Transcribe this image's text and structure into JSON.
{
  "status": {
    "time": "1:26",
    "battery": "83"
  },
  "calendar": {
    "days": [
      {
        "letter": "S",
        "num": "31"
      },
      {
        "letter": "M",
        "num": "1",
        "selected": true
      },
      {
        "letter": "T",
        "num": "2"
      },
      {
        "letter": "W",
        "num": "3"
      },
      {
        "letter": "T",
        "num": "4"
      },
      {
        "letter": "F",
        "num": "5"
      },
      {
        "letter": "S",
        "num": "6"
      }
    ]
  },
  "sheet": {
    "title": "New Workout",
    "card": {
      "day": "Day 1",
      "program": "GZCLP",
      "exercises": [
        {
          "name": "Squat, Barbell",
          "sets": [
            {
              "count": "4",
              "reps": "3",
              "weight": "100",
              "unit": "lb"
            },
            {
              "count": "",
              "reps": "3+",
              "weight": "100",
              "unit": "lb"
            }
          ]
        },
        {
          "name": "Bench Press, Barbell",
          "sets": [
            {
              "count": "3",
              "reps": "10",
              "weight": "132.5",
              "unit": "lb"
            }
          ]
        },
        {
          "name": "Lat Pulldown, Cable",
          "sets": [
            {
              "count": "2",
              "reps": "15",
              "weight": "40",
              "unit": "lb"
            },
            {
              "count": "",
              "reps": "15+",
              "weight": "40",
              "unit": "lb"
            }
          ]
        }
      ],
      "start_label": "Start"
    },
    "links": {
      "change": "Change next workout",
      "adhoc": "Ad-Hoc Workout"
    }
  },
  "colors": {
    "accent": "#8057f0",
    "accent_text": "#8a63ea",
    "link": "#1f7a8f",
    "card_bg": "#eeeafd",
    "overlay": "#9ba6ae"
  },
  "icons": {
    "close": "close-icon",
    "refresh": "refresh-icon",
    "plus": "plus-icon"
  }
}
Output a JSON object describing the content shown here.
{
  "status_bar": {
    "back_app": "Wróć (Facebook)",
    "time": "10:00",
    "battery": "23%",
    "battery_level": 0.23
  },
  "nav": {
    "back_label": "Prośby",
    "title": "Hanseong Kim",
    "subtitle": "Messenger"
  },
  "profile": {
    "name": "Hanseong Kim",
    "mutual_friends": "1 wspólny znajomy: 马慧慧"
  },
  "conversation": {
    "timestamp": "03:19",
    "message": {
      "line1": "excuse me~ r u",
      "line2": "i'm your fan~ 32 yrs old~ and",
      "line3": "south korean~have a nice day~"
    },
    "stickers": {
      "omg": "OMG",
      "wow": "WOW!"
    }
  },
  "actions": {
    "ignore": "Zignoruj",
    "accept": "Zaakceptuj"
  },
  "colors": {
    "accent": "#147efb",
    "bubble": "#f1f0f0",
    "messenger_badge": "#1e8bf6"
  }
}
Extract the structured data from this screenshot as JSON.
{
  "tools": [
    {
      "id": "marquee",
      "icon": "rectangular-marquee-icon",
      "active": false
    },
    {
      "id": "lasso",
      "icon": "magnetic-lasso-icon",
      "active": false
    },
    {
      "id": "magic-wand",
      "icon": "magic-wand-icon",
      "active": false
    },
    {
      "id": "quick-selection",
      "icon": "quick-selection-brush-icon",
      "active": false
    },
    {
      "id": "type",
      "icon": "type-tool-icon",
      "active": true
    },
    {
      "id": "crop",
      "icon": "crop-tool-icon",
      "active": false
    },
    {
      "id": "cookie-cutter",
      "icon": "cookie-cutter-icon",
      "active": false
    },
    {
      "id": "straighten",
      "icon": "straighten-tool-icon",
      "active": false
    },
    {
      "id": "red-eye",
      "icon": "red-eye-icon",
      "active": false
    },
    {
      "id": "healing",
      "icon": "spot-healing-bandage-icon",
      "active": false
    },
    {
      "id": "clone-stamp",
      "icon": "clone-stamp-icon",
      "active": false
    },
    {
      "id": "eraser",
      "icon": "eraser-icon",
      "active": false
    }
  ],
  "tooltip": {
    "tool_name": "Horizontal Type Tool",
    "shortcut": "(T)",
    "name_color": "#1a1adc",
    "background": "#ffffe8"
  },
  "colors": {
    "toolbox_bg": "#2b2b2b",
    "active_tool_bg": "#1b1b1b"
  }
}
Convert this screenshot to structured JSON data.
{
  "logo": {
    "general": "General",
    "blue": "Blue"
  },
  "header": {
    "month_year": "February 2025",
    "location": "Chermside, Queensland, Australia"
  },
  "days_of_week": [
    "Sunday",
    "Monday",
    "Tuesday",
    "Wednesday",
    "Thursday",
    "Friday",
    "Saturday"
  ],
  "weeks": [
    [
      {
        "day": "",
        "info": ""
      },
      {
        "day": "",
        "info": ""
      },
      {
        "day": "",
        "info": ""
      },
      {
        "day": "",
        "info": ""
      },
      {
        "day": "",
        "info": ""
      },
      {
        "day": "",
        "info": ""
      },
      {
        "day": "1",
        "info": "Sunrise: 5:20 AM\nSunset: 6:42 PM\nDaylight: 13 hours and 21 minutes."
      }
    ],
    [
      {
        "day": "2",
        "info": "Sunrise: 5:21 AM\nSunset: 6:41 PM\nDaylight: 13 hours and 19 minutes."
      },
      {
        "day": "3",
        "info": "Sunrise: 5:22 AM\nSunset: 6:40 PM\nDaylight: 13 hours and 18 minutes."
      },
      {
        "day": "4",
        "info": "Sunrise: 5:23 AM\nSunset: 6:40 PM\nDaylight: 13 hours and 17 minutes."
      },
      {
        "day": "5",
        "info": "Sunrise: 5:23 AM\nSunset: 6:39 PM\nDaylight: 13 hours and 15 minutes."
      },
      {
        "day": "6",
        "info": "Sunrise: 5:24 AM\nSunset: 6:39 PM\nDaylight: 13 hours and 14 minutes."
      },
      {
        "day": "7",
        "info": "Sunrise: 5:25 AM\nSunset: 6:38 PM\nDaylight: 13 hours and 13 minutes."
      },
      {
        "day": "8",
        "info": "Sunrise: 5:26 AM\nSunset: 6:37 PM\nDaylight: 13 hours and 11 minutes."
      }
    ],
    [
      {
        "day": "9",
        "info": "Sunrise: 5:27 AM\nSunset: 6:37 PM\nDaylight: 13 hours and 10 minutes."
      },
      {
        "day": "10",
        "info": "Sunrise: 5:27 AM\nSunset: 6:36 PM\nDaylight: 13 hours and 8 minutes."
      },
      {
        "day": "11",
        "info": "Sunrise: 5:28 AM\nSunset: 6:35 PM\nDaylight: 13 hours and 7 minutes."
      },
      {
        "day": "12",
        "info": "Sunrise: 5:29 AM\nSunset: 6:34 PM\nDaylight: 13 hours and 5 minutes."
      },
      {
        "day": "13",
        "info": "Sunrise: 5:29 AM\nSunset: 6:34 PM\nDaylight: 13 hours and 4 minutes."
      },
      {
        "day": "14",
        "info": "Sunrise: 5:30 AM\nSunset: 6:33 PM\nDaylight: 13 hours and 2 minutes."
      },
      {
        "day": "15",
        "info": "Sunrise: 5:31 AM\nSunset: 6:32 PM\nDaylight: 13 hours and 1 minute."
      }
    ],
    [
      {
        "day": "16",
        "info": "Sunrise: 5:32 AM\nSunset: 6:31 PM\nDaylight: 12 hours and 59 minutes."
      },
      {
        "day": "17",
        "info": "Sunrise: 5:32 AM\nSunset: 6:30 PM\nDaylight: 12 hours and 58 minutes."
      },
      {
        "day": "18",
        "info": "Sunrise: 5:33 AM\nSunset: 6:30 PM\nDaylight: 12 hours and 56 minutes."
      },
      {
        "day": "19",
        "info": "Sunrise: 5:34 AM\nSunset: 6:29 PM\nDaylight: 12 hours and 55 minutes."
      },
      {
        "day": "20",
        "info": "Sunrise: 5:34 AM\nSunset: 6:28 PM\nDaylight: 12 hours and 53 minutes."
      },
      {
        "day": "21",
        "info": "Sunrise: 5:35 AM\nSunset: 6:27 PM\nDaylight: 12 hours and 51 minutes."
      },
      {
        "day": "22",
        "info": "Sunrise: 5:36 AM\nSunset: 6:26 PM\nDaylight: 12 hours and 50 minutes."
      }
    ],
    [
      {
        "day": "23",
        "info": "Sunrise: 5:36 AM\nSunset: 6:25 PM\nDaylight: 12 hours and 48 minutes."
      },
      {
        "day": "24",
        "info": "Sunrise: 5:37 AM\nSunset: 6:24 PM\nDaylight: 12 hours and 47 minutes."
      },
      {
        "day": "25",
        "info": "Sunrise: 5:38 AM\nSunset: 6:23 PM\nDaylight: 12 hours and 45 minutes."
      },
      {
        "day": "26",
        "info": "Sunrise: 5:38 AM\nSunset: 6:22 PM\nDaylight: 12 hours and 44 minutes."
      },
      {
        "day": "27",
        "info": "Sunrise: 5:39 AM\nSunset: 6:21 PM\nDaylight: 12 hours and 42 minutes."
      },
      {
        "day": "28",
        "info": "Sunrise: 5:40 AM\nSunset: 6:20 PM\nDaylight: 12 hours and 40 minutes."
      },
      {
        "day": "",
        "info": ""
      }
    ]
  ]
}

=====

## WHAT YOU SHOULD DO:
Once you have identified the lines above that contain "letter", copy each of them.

## THE COMPLETED TASK:
        "letter": "S",
        "letter": "M",
        "letter": "T",
        "letter": "W",
        "letter": "T",
        "letter": "F",
        "letter": "S",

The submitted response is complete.